U.S. Steel’s Duluth Works plant in Morgan Park had more than 50 buildings when production began in 1915. This undated postcard highlights the machine shop and power house.
The U.S. Environmental Protection Agency and U.S. Steel Corp. announced an agreement yesterday to undertake a $75 million cleanup and restoration project at the former Duluth Works site on the St. Louis River at Spirit Lake in Duluth. This is part of a larger effort to restore the St. Louis River Area of Concern through the Great Lakes Restoration Initiative.
Sammy Maida produced this documentary about U.S. Steel’s Duluth Works operation. Maida built a 20-by-6-foot model diorama of the mill that was on display at Saint George Serbian Orthodox Church in June.

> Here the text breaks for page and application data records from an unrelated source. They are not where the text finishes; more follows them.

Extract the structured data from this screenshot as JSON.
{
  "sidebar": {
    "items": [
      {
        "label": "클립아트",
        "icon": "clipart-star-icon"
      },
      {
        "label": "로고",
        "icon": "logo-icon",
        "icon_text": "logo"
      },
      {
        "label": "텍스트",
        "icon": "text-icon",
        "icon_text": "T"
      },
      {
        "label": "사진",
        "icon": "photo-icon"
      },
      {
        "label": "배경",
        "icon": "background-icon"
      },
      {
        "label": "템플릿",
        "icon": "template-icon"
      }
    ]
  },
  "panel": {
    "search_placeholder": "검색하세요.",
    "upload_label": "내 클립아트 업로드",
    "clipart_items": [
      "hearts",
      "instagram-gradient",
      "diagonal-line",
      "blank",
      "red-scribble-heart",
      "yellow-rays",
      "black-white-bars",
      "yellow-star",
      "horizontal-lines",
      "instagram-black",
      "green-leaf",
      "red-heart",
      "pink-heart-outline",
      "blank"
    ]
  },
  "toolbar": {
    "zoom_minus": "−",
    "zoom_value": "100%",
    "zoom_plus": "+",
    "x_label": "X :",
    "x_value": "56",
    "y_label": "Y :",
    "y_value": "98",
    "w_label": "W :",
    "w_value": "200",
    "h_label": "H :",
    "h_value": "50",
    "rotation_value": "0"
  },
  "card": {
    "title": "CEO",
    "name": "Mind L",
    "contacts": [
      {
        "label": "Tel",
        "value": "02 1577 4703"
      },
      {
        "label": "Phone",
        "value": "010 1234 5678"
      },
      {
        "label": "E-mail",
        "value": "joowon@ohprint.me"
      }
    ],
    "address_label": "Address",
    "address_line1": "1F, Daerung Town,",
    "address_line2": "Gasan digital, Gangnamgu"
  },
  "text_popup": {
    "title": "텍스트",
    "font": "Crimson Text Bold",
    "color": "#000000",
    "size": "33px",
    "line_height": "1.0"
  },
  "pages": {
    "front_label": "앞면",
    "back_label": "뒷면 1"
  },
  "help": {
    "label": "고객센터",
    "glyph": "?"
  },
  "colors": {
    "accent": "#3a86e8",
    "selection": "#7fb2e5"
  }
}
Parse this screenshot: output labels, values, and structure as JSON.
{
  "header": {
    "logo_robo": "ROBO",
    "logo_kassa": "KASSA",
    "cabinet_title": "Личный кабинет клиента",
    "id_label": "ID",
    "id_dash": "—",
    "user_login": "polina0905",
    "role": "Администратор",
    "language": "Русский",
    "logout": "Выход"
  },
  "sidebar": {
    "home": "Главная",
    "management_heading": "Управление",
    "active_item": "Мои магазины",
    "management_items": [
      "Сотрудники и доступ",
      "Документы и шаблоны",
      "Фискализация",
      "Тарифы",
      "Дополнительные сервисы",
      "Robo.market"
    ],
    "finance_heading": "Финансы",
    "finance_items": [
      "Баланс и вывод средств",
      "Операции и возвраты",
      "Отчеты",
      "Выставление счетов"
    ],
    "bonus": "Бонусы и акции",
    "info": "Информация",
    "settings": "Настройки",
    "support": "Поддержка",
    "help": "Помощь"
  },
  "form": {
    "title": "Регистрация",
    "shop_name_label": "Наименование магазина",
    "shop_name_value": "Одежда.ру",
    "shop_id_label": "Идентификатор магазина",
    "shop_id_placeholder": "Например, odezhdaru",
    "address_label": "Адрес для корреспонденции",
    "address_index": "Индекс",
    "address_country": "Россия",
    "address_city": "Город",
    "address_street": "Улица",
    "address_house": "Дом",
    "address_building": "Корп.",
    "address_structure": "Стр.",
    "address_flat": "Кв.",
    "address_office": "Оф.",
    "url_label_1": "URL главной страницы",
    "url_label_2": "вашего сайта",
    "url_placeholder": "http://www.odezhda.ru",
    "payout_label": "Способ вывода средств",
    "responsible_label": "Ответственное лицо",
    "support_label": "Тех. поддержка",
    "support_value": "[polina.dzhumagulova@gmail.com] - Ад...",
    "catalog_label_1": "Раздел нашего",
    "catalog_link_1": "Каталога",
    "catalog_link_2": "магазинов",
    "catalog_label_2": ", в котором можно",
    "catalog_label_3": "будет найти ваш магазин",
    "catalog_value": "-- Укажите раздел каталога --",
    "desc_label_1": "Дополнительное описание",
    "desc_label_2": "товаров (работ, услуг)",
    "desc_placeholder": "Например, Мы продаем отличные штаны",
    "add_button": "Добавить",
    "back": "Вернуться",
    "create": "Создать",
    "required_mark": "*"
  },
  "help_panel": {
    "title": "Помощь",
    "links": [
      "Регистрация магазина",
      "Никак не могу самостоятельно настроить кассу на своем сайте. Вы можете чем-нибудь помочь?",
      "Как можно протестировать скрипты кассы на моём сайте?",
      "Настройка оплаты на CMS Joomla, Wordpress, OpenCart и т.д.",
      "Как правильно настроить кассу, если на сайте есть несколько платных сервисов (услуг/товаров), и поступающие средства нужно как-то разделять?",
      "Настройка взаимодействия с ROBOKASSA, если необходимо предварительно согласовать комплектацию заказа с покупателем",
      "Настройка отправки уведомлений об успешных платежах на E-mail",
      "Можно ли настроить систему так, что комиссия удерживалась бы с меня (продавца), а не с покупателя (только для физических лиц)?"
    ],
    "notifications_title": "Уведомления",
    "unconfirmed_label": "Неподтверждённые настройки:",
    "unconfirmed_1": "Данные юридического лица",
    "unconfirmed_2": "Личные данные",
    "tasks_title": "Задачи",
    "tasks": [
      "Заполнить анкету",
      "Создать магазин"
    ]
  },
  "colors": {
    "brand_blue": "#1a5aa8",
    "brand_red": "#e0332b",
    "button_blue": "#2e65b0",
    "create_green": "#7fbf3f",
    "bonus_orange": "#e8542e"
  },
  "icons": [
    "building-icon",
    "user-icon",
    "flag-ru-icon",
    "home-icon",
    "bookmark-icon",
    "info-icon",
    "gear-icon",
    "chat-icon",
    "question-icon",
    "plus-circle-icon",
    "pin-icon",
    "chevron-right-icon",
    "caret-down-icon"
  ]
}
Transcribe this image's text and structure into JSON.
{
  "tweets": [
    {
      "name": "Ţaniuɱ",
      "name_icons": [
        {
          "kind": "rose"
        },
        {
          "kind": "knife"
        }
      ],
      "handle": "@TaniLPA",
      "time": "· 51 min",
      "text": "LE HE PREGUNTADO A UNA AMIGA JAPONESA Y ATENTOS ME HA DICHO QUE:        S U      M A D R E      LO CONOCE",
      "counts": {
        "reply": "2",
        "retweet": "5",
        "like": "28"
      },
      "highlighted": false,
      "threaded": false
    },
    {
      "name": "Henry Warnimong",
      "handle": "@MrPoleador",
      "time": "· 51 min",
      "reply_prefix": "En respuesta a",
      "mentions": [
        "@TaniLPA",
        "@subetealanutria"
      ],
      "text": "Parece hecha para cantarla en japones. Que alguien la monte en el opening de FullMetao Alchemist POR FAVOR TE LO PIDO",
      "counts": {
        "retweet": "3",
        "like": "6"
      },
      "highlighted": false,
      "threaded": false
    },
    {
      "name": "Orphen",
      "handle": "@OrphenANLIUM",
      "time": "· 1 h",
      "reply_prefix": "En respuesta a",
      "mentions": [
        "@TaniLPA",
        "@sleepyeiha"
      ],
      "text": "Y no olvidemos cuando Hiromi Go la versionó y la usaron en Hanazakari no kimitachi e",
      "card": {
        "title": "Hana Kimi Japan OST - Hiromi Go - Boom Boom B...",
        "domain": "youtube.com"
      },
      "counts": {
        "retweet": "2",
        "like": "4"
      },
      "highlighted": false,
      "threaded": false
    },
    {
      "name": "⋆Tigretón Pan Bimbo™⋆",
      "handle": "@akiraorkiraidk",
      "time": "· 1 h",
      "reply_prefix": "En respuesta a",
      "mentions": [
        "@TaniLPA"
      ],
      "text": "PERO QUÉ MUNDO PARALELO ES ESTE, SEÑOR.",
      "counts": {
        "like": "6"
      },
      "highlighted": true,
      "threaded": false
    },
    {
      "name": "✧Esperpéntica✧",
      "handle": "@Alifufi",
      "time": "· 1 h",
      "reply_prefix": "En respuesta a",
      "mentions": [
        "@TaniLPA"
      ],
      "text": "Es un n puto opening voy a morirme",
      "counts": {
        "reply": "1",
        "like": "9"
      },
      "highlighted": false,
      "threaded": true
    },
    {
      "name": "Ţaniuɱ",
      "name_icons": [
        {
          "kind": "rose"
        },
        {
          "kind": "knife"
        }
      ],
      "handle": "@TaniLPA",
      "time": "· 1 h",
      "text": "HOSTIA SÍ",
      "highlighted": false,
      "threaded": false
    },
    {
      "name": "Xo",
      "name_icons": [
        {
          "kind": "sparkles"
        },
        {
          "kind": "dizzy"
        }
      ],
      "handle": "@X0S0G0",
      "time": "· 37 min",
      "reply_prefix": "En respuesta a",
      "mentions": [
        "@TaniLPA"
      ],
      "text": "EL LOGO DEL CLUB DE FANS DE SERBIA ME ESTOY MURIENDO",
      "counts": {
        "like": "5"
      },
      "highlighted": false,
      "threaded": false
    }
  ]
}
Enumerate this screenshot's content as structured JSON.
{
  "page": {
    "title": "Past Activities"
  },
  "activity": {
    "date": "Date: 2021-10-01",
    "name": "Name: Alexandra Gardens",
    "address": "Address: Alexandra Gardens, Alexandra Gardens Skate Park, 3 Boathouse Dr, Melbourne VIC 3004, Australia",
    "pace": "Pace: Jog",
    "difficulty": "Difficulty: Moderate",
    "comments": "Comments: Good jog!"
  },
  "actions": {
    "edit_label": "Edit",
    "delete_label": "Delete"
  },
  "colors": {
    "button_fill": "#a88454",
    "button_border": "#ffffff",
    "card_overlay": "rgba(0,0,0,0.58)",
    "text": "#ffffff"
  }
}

The struggling Lake Superior & Mississippi Railroad in West Duluth has persevered against all odds as a scenic, historic railroad since 1980 despite receiving virtually no public subsidies. Running on the very first tracks to enter Duluth, dating back to 1870, 145 unbroken years of history are on the line right now. A dedicated all-volunteer group, none of whom has ever received a paycheck, is keeping this history alive. The railroad costs the city virtually nothing, has proven to be largely self-sufficient, and is an irreplaceable treasure that needs community input in order to survive the massive cleanup now being planned for the U.S. Steel site near Morgan Park. The two newspaper columns linked below will shade things in a bit for you. Take a trip on the LS&M during one of the next six weekends or you just might miss your chance, forever.
Duluth Budgeteer: Save the train for future generations
Duluth News Tribune: Massive cleanup plan emerging for U.S. Steel site in Duluth
Fifty years ago — Aug. 31, 1965 — the DNT reports the announcement of an eight-day postponement in the steel strike deadline means United States Steel Duluth Works will resume normal operations.
This WDSE-TV documentary showcases the era when drive-ins were all the rage, when the Arrowhead region met a major mining challenge and the region played a strategic role in the Cold War. Local milestones included the passing of the last Civil War veteran Albert Woolson and the opening of the St. Lawrence Seaway.
It’s amusing to me that the soundtrack to this slideshow is by Dokken. You might think that’s a poor choice, but I remember 20 years ago the only Duluth kids into Dokken were from Morgan Park, so it makes sense.
Also, tragically, the one sentence of text in the video contains multiple errors, but oh well.